WASHINGTON – An air sampling taken after North Korea’s claimed nuclear test detected radioactive debris consistent with an atomic explosion, Bush administration and congressional officials said Friday night. They said no final determination had been made about the nature of last weekend’s mystery-shrouded blast.
One U.S. government official said intelligence officials assigned an 80 percent probability that the North Korean explosion was a nuclear detonation, based on the air sample collected Wednesday. The official said it appeared highly unlikely that the sample of radioactive material was produced by any other source, including a nuclear power reactor.
The official also said additional sampling might be conducted, not necessarily by airborne means. He would not elaborate, citing security concerns.
A senior administration official suggested that the North Korean test was a dud. “The betting is that this was an attempt at a nuclear test that failed,” the official said. “We don’t think they were trying to fake a nuclear test, but it may have been a nuclear fizzle.”
The officials who described the results spoke on condition of anonymity because of the sensitive nature of the information.
North Korea’s claim of a successful nuclear test Monday sent shock waves throughout Asia and around the world.
President Bush has called for stiff
United Nations sanctions on North Korea, while refusing appeals by U.N. Secretary-General
Kofi Annan and others to take part in one-one-one talks with the reclusive communist regime.
Since North Korea’s announcement, the United States and other nations have been conducting scientific tests to determine whether a nuclear explosion had occurred.
The administration briefed key members of Congress about the preliminary test results of an air sample an official said was collected above Qunggye, near the area of the claimed nuclear test.

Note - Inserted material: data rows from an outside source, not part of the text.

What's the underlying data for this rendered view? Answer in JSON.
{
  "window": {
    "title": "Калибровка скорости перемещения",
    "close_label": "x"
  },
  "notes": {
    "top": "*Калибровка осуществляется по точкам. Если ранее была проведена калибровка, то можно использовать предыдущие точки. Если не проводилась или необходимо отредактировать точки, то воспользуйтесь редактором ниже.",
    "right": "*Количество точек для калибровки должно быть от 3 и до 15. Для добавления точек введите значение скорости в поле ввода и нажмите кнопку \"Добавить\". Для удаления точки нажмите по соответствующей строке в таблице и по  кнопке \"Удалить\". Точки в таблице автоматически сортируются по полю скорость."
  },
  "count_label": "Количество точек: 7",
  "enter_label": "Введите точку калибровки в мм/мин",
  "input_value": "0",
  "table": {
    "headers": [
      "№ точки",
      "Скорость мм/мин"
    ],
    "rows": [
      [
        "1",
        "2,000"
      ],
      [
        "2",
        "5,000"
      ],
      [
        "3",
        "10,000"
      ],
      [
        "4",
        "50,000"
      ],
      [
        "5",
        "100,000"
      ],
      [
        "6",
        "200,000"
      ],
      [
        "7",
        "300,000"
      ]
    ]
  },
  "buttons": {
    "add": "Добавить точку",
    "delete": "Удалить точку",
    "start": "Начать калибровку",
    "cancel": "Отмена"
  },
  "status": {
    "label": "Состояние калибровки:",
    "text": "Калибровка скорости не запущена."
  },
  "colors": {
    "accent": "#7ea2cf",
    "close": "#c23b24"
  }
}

Results from another test disclosed Friday — an initial air sampling on Tuesday — showed no evidence of radioactive particles that would be expected from a successful nuclear detonation, a U.S. government intelligence official said.
The contradictory readings reinforced uncertainty about the size and success of Monday’s underground explosion, which North Korea has trumpeted as a nuclear test. Data from seismic sensors have already indicated the explosion was smaller than expected.
The Chinese and Japanese governments have done their own air sampling and found no trace of radioactive material, officials from both countries said Friday. A Japanese government official said his country sampled air over the Sea of Japan, as well as rainfall and ground-level air on Japanese territory and found nothing.
A spokesman for National Intelligence Director John Negroponte declined to comment on any findings from U.S. spy agencies.
One Republican lawmaker, citing the release of “intelligence reports appearing to confirm the likelihood of a North Korean nuclear test,” backed Bush’s call for a return to international talks. But the lawmaker, Rep. Heather Wilson (news, bio, voting record), R-N.M., also parted company with the president, saying that if a “prominent American delegation — preferably a bipartisan one — get North Korea to walk back from the ledge, we should do so.”
The State Department, meanwhile, announced that Secretary of State
Condoleezza Rice will travel to China,
South Korea and Japan next week to discuss steps to pressure North Korea to drop its nuclear efforts and to assess the region’s security situation.
Members of the
U.N. Security Council agreed Friday on wording of a resolution that would clamp sanctions on the communist country. The draft, scheduled for a Saturday vote, would authorize nonmilitary sanctions against the North, and says that any further action the council might want to take would require another U.N. resolution.
It also eliminates a blanket arms embargo from a tougher, previous draft, instead targeting specific equipment for sanctions including missiles, tanks, warships and combat aircraft.
State Department spokesman Sean McCormack said that on Rice’s trip, “she’s going to be talking about the passage of that resolution certainly, but really what comes after.”
Rice’s trip is meant to present a unified front to North Korea, which will be looking for any cracks in the diplomatic coalition behind the U.N. statement. Coming less than a month before midterm congressional elections, Rice’s trip is also an opportunity for the Bush administration to highlight its work countering dangerous regimes and terror threats.
Beyond the threat to Asian neighbors and perhaps other nations posed by a nuclear North Korea, the administration is worried that Pyongyang could sell its nuclear know-how to terrorists or other potential U.S. enemies, including
“Now is the time really to be very firm — to be calm, but firm — and to make clear to the North Koreans that no one is going to accept them as a nuclear weapons state,” Assistant Secretary of State Christopher Hill said Friday at the National Press Club.
Analysts and government officials have said it may take weeks or longer to determine with confidence whether the North Korean explosion was nuclear.
The negative air sample was taken Tuesday by a specialized aircraft, the WC-135, flying from Kadena air base in Okinawa, Japan. It apparently took the sample over the Sea of Japan, between the Korean mainland and Japan.
In Beijing, a government official said Friday that Chinese monitoring also has found no evidence of airborne radiation from the test-explosion. The official with the State Environmental Protection Administration said China has been monitoring air samples since Monday.
The U.S., which has sought tough steps in the United Nations that could leave the door open to a blockade or other military action, has had to give ground to gain support from China and Russia. Those countries, along with South Korea, have been reluctant to abandon diplomatic efforts to resolve the standoff.